(Data about app and page elements)

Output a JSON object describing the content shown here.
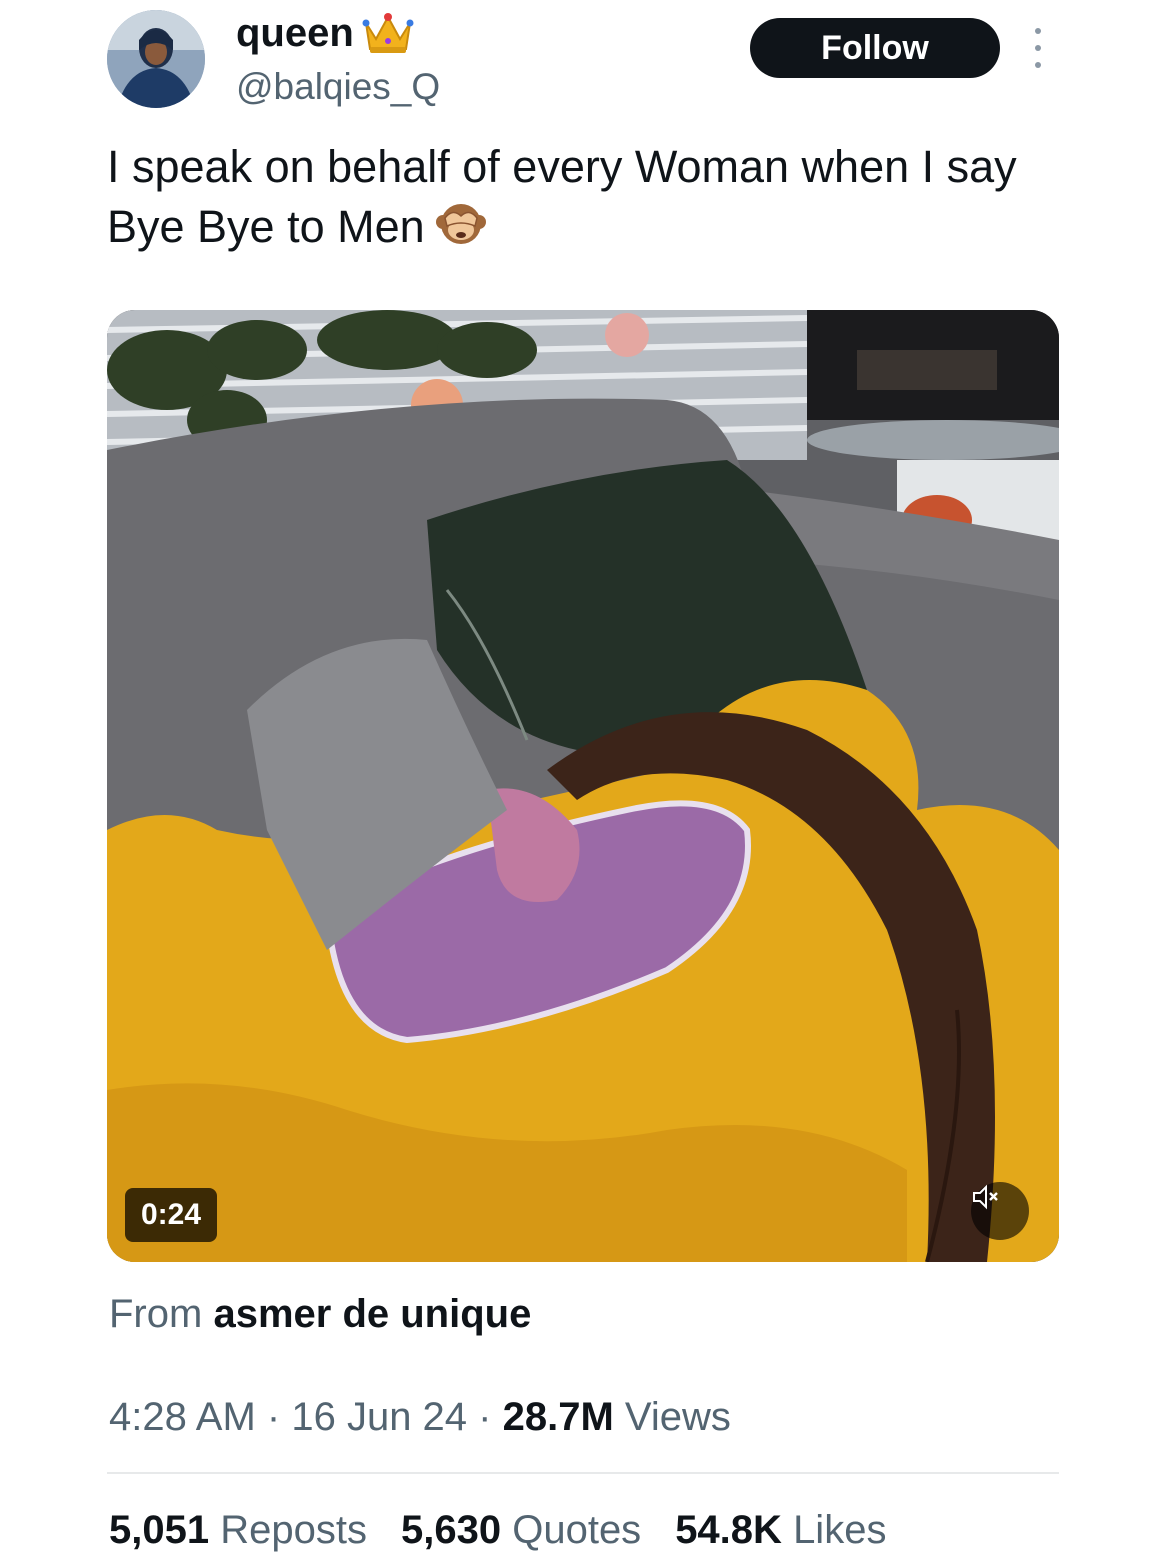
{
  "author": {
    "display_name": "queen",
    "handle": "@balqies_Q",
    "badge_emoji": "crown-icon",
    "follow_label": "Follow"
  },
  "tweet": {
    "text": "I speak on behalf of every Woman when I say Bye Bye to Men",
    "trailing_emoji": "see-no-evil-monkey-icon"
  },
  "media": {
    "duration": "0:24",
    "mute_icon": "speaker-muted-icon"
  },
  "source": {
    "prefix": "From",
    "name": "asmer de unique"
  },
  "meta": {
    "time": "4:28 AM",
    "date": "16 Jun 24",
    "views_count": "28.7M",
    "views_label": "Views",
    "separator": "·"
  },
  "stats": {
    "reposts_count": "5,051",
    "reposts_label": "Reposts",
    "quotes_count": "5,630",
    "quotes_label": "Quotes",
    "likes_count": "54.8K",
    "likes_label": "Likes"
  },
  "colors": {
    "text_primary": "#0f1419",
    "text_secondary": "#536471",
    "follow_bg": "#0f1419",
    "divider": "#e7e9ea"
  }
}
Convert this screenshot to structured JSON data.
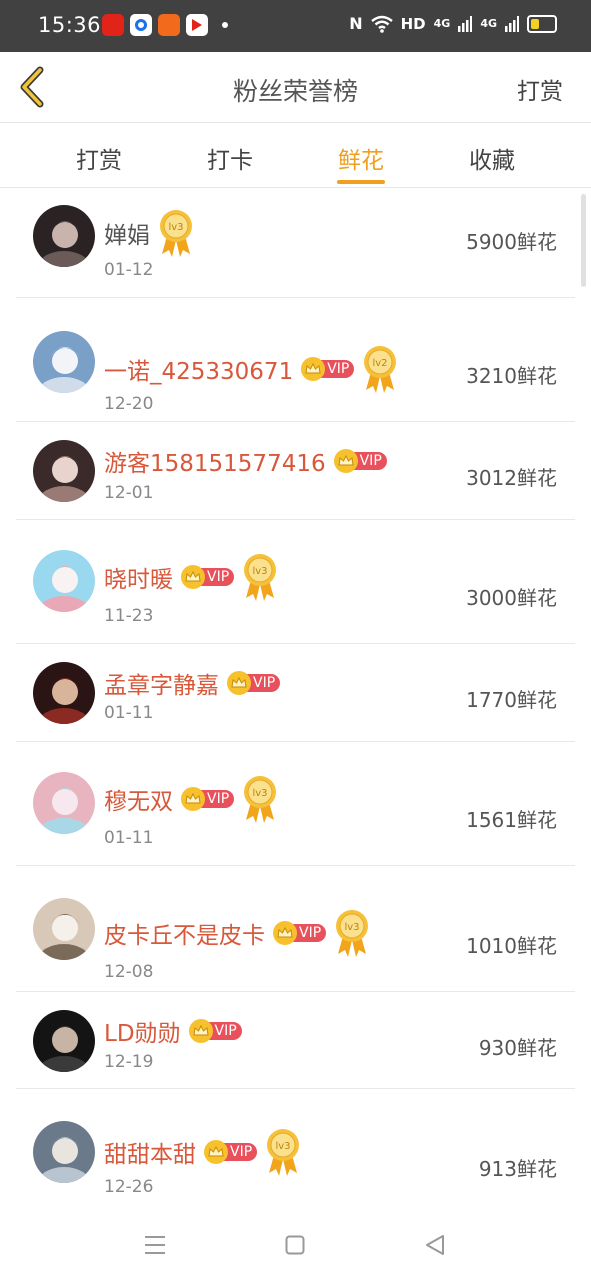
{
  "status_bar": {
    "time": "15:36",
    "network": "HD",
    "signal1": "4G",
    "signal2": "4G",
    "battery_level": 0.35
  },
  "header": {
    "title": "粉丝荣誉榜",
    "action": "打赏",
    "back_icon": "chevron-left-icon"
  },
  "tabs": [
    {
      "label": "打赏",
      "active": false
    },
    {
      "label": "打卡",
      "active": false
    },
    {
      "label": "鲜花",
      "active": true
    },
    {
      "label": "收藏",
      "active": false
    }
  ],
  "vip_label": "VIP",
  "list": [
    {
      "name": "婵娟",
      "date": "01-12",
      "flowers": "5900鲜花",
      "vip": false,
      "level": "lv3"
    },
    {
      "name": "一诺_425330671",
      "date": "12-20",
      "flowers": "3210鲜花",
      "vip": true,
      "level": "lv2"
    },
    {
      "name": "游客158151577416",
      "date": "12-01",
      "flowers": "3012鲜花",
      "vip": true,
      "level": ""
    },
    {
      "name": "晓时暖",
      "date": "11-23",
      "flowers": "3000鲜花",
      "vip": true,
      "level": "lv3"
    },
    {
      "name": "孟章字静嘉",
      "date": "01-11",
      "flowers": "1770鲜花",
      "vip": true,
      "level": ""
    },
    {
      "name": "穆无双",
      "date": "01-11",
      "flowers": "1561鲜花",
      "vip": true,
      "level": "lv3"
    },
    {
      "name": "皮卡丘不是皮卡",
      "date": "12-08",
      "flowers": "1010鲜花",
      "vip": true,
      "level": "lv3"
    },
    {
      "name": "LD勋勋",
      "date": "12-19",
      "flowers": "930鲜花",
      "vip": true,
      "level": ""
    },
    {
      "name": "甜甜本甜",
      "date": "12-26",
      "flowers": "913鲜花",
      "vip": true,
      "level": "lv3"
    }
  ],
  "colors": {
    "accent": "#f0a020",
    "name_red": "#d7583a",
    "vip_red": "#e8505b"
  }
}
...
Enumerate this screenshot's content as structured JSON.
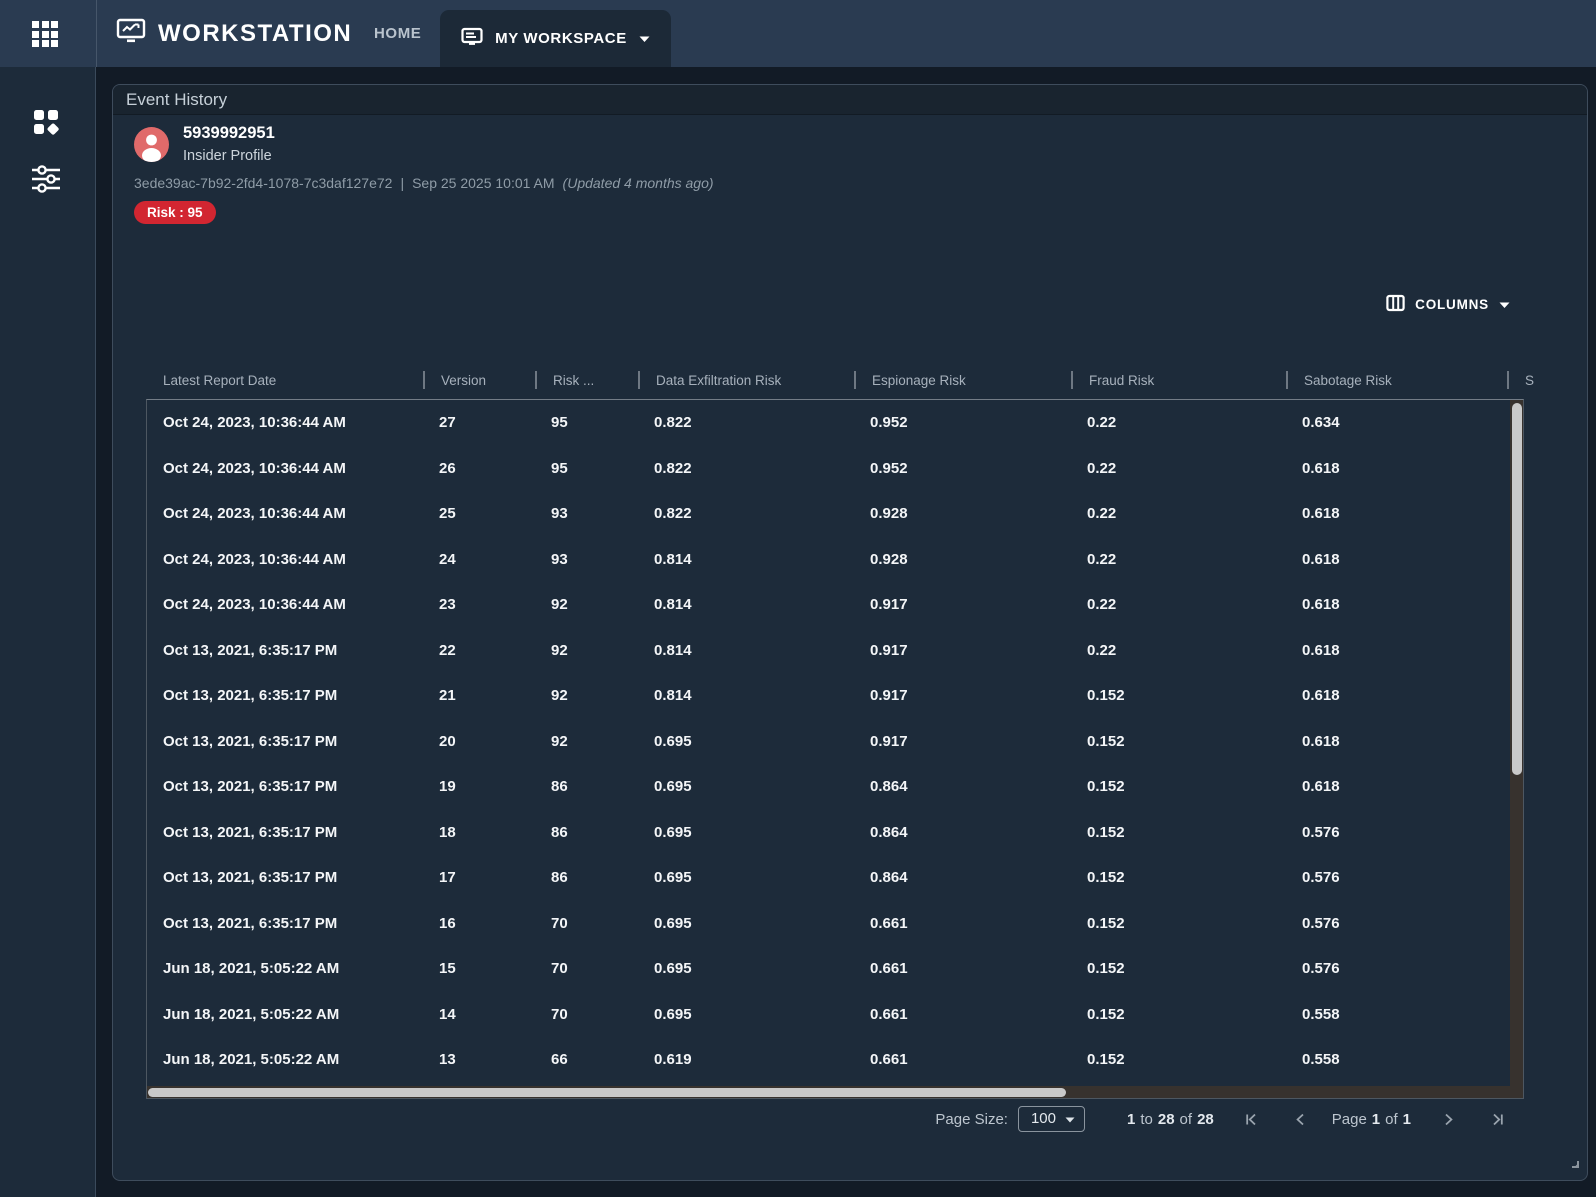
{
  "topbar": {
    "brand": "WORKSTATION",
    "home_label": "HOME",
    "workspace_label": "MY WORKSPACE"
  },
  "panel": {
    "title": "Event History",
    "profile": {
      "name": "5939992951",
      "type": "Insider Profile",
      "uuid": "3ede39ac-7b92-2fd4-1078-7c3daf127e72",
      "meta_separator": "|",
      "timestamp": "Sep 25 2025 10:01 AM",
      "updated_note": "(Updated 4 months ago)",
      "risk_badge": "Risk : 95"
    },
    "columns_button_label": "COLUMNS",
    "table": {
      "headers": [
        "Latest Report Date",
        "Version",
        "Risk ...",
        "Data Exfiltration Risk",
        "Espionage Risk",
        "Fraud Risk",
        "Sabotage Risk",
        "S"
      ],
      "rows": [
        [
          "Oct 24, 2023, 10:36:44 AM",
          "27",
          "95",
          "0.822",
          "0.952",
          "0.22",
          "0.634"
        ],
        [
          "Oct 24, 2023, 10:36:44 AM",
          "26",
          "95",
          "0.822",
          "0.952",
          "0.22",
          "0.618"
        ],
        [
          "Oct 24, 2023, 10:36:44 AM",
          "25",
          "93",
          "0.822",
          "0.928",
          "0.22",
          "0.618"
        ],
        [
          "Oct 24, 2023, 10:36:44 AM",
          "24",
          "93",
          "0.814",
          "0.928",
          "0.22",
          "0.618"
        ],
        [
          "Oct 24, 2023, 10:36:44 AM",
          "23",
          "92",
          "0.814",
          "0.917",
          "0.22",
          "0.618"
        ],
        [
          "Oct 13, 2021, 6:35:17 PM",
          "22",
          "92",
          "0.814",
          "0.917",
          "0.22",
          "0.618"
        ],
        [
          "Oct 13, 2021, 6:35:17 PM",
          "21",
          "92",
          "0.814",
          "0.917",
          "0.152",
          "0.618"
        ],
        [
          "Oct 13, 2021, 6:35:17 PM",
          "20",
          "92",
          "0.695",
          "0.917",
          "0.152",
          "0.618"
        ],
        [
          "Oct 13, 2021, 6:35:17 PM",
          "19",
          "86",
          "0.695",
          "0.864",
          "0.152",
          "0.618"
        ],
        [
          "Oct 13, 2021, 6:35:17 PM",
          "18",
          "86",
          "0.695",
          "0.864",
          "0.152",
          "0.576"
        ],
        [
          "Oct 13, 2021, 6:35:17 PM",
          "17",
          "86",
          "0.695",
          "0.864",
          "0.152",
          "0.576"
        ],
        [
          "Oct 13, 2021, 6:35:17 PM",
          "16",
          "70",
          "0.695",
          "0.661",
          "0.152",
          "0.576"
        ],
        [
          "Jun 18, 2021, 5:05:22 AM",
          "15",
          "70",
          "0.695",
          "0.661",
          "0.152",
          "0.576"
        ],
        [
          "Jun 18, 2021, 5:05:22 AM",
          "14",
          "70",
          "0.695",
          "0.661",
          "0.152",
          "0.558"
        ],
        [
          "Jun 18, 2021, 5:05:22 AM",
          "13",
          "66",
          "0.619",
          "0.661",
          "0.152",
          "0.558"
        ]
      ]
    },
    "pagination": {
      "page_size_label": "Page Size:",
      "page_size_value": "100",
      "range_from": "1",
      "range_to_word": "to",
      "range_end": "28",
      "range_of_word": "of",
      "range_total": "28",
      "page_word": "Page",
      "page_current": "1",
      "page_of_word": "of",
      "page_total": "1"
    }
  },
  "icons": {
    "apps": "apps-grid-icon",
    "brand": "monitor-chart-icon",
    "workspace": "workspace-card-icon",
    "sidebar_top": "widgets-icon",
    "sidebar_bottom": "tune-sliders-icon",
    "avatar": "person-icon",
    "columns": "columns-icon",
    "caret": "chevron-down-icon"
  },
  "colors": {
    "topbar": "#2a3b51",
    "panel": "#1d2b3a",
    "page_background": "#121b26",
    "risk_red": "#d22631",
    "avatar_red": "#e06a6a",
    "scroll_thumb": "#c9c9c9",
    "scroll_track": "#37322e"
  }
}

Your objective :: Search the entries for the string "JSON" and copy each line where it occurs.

Response area ::
Output a JSON object describing the content shown here.
Convert this screenshot to structured JSON data.
Enumerate this screenshot's content as structured JSON.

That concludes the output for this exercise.